Advertisement 87
Advertisement 323
Minister of Finance, Camillo Gonsalves delivering the Budget Address on Monday, Jan. 9, 2022.
Minister of Finance, Camillo Gonsalves delivering the Budget Address on Monday, Jan. 9, 2022.
Advertisement 219

Minister of Finance Camillo Gonsalves has announced the implementation of a number of the fiscal policies Parliament approved in 2020 but were shelved because of the novel coronavirus (COVD-19) pandemic and the April 2021 explosive eruption of La Soufriere volcano.

“The fiscal measures for budget 2023 will focus on the reduction of income taxes for both individuals and corporations, increases in user fees for some services to maintain some level of parity with the cost of delivering the services and the airport service charge,” he said as he delivered the EC$1.44 billion fiscal package for 2023 on Monday evening.

Therefore, the government will this year return the airport departure tax to EC$100, up from the EC$50 reduction during the height of the pandemic, implement the increase of the overstay fee as well as Maritime Administration, agricultural services and Fisheries Division fees.

The finance minister noted that the government has reduced taxes from 30% to 20% and increased the threshold from EC$20,000 to EC$22,000, annually. 

Gonsalves reminded lawmakers that in June 2020, in the midst of the COVID-19 pandemic, the airport service charge was reduced by 50% from EC$100 to EC$50. 

Advertisement 21

He said that the measure, which was authorised by Statutory Rules & Order No. 22 of 2022 was undertaken as a symbolic means to encourage regional travel with the collapse of LIAT. 

“Travel within the region is proving to be quite challenging. The existing airlift capacity on various inter island routes is deficient, leading to great inconvenience to the traveling public. Additionally, as travel restrictions internationally and regionally have been rolled back and persons are traveling more freely — although I see the United States has reimposed the vaccine requirement to enter the US — we believe that it is propitious to return the airport service charge to EC$100.”

Gonsalves said that effective May 1, 2023, the airport service charge will revert to $100 or US$40. 

“An additional $4 million in revenue is expected from this measure. These funds will flow directly to the Argyle International Airport to bolster the operating bottom line of the company,” he told lawmakers.

He said the overstayers fee under the Immigration Restriction Act is currently EC$25.

In Budget 2020, this fee was increased to EC$100 but was not implemented along with the extension of stay fees, which was increased to EC$100. 

“As a result, most persons who wish to stay longer in the country, simply pay the lower overstay fee than they do to apply for an extension of stay because one is $25 and one is $100,” Gonsalves said.

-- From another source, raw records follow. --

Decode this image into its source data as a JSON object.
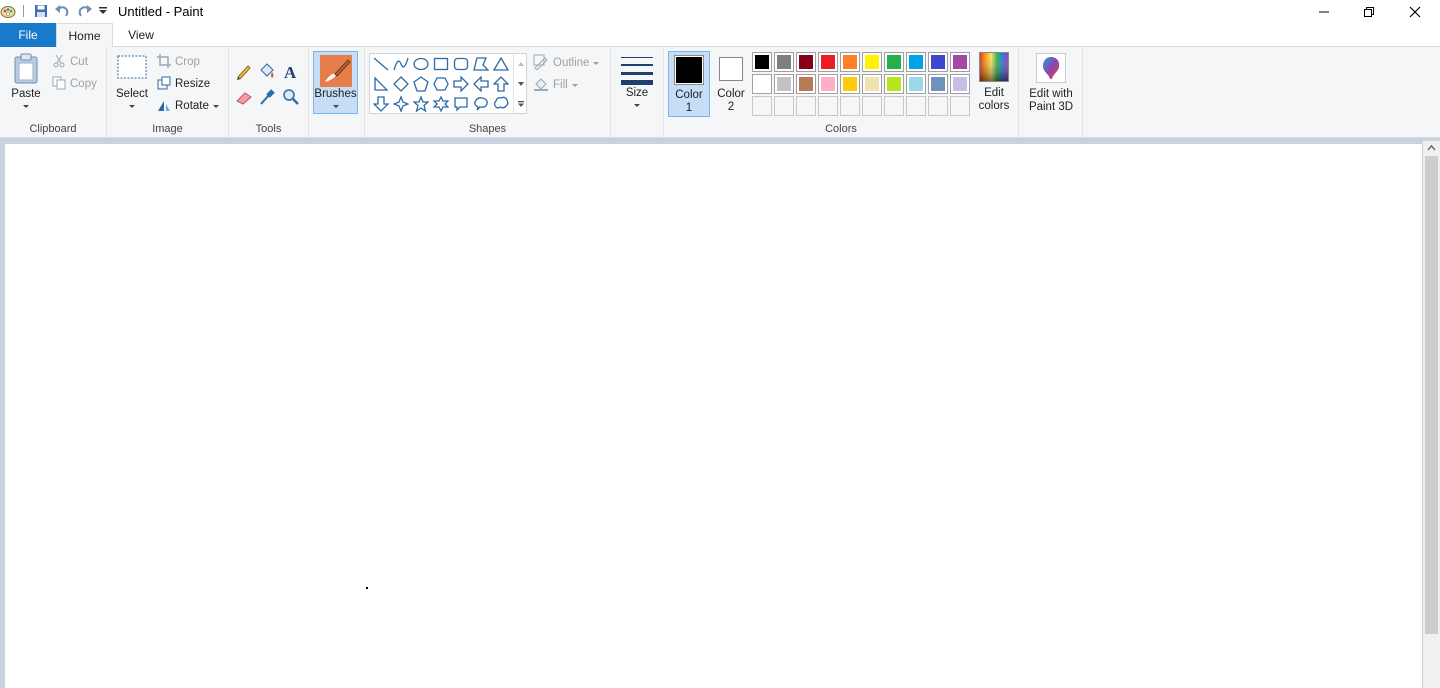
{
  "window": {
    "title": "Untitled - Paint"
  },
  "tabs": [
    {
      "label": "File"
    },
    {
      "label": "Home"
    },
    {
      "label": "View"
    }
  ],
  "help_glyph": "?",
  "clipboard": {
    "paste": "Paste",
    "cut": "Cut",
    "copy": "Copy",
    "group_label": "Clipboard"
  },
  "image": {
    "select": "Select",
    "crop": "Crop",
    "resize": "Resize",
    "rotate": "Rotate",
    "group_label": "Image"
  },
  "tools": {
    "group_label": "Tools"
  },
  "brushes": {
    "label": "Brushes"
  },
  "shapes": {
    "outline": "Outline",
    "fill": "Fill",
    "group_label": "Shapes"
  },
  "size": {
    "label": "Size"
  },
  "colors": {
    "color1_line1": "Color",
    "color1_line2": "1",
    "color2_line1": "Color",
    "color2_line2": "2",
    "edit_line1": "Edit",
    "edit_line2": "colors",
    "group_label": "Colors",
    "color1_value": "#000000",
    "color2_value": "#ffffff",
    "palette_row1": [
      "#000000",
      "#7f7f7f",
      "#880015",
      "#ed1c24",
      "#ff7f27",
      "#fff200",
      "#22b14c",
      "#00a2e8",
      "#3f48cc",
      "#a349a4"
    ],
    "palette_row2": [
      "#ffffff",
      "#c3c3c3",
      "#b97a57",
      "#ffaec9",
      "#ffc90e",
      "#efe4b0",
      "#b5e61d",
      "#99d9ea",
      "#7092be",
      "#c8bfe7"
    ]
  },
  "paint3d": {
    "line1": "Edit with",
    "line2": "Paint 3D"
  },
  "theme": {
    "accent": "#1979ca",
    "ribbon_bg": "#f5f6f7",
    "workspace_bg": "#c7d1e0",
    "active_button": "#c5def5"
  }
}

“To address this act of arbitrage, the overstayer’s fee will be increased to $100 with effect from Feb.1, 2023,” he told Parliament.

“This measure is expected to yield $100,000 in additional revenue.”

He said the revenue measures for which implementation was deferred in the 2020 budget were Maritime Administration fees, hospitals fees, radiological fees, laboratory fees, dental fees, fees for agricultural services and Fisheries Division fees. 

“From that list of differed measures, the following will be implemented in budget 2023 with effect from Feb. 1: the Maritime Administration fees, the fees for agricultural services and the Fisheries Division fees…

“The health-related fees will be further deferred, pending the completion of the comprehensive review of user fees being undertaken as a part of the Health Sector Resilience Project. And as such, when honourable members receive their copies of the speech they will see the maritime, agricultural and fisheries division fees which essentially just pay for the cost of the service that is being provided in those respects.”

2 replies on “Finance Minister implements fiscal measures deferred from 2020 ”

  1. nancysauldemers says:

    I feel I must question why the entire additional $4 million in revenue, expected from increasing the airport departure tax from $50 to $100, should “flow directly to the Argyle International Airport to bolster the operating bottom line of the company.” Much of that revenue is collected in other airports, such as the Union Island airport and the Bequia airport, which are in horrendous condition and desperately in need of substantial repairs. Why wouldn’t that revenue be shared proportionately among the airports where the departure fees are collected?

  2. Lol, ar yo wa c the shameless, bold faced Mr. Eeug ? wa me na put a veil over me head? me heart a like bolie

Comments closed.